Sexism against Male Nurses
“In the field of nursing, men appear to be discriminated against. “While more men are entering the nursing profession, the field is still dominated by women (Wojciechowski 2016).” This is also supported by the Department of Labor statistics and the United Census Bureau which shows there are 2 million registered nurses in America; of that total, only 10 percent are men. This may be because our society is discriminating against men in the nursing profession. Patients may be prejudiced by traditional female and male roles.
Research is pointing to this problem as ambivalent sexism. Ambivalent sexism is defined as a theory that sexism towards women is multidimensional.
In my personal experience, when I am having an annual exam and a man walks into the room, I assume he is the doctor, not the nurse. That is my own personal bias jumping to a conclusion. Nevertheless, my research has shown that there are studies that point to this first reaction as being common. Sociologists and psychologists have studied ambivalent sexism and its two subcategories: hostile and benevolent. Hostile sexism is reflecting negative views of women who challenge traditional gender roles. Benevolent sexism is reflecting positive views of women who conform to these roles.

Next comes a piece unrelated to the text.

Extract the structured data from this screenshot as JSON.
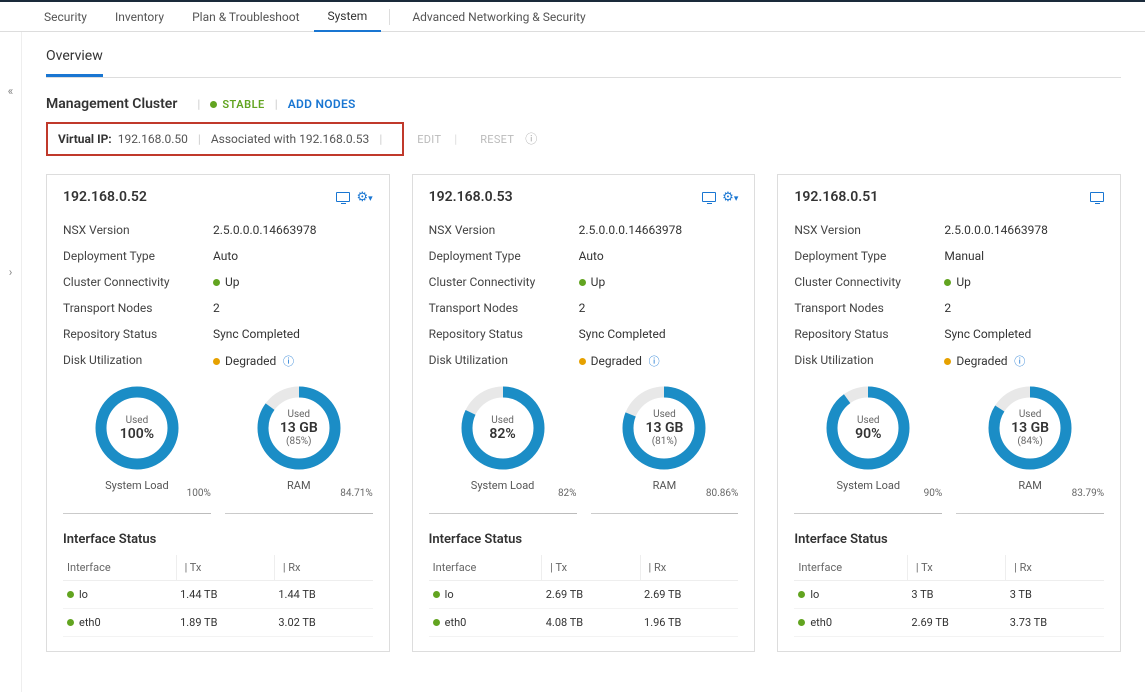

Together, these forms of sexism can create societal prejudices against men in the nursing profession. Male nurses are not viewed as compassionate, caring, and loving caregivers, whereas female nurses are; this is an example of benevolent sexism. Gender roles in society suggest men to be decisive, resilient, and bread winners not the homemaker, house wife, or caregiver which is the societal gender role of women.
Male nurses as compassionate caregivers go against societal norms; this is an example of hostile sexism. Sometimes, this leads to intentional or unintentional discrimination upon male nurses. For instance, male patients prefer female nurses over male nurses because the patients feel they would be “homosexual” for letting another man look at their body.
Research has shown economically many manufacturing professions are decreasing at an alarming rate. This leads to the growth of nursing occupations. The nursing profession is a growing lifestyle for many nurses including male nurses. Nursing is an accountable lifestyle where there are always occupations available, with benefits of a sustainable pay wage. “Even though men are a minority, they are all paid more than women (Miller; Fremson. January 4, 2018.) This case may be true, but male nurses still face difficulties in their careers.
At some clinics and hospitals if they are hiring new nursing positions sometimes if the applicant is a male, they don’t even consider the application. Research has shown these facilities do this because they are mostly staffed with females which allows the personal to be more serene working with each other.
Societal messages regarding men in the nursing profession seem to support the theory of male nurse prejudice at a common level. I am not surprised because I thought the same way until I read sociological research explaining why I have formed my opinions. Women are traditionally the caregivers not men. I was not aware of how I was discriminating against male nurses at a subconscious level.”